===== RECORDS SUPPLIED =====
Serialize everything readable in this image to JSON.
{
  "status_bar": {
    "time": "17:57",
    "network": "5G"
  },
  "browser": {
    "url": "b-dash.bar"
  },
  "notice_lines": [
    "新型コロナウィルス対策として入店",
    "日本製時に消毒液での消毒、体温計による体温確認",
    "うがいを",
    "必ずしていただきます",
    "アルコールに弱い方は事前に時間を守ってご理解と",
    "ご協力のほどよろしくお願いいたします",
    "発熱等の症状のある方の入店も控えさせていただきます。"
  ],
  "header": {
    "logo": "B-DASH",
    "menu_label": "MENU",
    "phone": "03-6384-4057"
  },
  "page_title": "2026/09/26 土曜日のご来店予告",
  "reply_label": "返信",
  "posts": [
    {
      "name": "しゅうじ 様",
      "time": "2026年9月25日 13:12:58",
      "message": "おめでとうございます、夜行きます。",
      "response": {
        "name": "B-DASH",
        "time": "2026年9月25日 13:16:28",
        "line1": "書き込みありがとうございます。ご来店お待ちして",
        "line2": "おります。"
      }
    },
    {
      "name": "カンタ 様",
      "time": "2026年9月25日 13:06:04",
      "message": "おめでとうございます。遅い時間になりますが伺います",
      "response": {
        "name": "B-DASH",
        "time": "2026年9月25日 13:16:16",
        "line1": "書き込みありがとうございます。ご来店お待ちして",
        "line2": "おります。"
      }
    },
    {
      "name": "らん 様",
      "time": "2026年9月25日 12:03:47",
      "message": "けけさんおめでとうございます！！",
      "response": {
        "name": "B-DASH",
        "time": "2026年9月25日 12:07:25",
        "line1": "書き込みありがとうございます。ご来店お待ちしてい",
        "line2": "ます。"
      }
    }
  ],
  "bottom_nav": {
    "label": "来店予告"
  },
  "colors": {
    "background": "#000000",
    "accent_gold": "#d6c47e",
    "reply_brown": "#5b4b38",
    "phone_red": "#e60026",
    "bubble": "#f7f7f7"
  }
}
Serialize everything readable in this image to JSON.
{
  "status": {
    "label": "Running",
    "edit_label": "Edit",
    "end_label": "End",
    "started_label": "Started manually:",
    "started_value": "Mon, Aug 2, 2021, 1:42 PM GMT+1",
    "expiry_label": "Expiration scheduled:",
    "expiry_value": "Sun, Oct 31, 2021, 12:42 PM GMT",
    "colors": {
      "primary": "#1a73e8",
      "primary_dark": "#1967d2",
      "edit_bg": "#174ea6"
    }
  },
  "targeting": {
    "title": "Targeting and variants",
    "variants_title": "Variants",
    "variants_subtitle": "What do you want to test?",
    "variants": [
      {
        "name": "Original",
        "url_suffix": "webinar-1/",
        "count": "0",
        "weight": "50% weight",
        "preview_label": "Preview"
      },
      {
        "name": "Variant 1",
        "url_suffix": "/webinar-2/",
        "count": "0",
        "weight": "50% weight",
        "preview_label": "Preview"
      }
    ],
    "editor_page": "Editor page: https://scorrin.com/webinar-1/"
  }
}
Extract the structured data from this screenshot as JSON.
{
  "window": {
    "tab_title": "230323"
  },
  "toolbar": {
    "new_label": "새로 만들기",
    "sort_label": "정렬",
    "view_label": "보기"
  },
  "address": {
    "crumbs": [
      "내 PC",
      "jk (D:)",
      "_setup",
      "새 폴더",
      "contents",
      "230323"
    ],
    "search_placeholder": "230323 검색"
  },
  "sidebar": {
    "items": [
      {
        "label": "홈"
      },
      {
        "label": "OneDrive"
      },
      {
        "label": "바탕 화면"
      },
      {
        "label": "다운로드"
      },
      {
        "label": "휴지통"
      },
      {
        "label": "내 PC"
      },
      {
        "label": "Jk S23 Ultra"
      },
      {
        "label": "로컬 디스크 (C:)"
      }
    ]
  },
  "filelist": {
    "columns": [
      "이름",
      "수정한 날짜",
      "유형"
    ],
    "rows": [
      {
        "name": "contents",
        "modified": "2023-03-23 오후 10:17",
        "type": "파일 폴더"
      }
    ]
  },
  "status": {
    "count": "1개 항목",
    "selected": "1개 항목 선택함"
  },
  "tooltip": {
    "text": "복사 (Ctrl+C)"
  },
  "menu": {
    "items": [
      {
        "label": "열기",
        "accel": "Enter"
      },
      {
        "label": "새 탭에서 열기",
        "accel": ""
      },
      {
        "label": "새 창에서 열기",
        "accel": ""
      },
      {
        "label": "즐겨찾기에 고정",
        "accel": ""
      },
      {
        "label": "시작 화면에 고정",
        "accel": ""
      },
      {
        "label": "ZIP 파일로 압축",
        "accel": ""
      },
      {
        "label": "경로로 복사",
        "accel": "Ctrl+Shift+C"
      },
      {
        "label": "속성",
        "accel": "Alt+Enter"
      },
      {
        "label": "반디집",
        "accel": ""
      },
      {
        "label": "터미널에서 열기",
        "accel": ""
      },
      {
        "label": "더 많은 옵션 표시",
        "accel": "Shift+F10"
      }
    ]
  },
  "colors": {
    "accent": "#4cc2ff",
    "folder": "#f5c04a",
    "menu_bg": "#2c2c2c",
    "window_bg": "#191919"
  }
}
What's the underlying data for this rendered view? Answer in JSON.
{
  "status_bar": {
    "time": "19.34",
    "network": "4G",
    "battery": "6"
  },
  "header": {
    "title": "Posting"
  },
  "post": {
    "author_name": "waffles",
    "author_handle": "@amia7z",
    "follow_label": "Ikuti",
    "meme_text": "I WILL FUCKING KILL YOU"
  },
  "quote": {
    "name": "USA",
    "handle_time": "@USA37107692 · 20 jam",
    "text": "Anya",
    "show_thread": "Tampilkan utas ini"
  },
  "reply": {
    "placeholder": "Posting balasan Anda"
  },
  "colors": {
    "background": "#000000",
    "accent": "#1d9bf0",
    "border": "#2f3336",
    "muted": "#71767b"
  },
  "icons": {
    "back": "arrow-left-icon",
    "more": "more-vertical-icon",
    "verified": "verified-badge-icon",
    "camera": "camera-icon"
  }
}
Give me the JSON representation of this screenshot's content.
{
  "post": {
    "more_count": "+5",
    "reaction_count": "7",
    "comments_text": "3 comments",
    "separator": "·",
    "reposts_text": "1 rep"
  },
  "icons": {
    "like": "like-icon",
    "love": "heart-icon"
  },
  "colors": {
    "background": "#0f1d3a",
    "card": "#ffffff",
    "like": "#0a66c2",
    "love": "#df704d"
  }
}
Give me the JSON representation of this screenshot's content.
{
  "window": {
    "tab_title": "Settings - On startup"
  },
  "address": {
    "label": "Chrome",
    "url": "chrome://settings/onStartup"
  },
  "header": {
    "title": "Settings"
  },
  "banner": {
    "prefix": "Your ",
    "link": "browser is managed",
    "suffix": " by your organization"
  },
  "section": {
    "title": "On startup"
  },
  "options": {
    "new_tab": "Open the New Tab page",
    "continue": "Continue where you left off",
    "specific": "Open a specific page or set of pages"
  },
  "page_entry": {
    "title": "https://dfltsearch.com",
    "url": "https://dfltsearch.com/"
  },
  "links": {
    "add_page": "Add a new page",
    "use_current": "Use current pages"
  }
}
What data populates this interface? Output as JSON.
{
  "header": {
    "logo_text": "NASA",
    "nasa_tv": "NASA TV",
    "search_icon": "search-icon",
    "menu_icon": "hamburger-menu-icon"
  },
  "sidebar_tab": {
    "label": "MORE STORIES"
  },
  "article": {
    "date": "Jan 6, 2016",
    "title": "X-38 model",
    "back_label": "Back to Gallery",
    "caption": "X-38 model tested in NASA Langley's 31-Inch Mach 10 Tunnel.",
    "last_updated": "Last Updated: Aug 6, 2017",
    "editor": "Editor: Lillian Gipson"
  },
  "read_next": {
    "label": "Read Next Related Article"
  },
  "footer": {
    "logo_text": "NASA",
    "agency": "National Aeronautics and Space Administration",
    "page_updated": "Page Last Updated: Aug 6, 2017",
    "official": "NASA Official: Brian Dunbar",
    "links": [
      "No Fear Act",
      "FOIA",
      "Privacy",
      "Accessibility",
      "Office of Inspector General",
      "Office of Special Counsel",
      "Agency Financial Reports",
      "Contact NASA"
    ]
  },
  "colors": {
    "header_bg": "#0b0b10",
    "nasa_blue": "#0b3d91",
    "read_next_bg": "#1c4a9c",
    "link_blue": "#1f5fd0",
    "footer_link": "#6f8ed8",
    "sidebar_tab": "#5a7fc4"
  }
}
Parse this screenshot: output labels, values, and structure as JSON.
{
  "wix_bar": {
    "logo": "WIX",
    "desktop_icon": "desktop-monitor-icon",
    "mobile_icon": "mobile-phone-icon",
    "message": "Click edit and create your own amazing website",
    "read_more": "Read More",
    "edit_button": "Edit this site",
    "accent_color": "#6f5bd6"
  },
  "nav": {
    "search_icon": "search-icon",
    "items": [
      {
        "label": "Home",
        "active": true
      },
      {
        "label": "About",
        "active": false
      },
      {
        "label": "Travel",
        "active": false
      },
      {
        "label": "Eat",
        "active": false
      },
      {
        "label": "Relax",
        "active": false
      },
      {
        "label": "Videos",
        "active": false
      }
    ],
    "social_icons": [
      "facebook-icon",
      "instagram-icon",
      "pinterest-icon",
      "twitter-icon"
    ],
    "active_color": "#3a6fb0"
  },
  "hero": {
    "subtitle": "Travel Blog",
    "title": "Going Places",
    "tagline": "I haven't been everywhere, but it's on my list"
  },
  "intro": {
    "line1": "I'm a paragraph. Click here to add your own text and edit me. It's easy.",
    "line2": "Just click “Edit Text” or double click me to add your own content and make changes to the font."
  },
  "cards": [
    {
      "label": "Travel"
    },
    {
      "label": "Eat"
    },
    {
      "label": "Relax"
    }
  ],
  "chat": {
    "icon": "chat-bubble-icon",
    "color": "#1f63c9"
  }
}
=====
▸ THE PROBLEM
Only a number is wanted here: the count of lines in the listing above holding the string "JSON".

▸ WRITTEN REPLY
8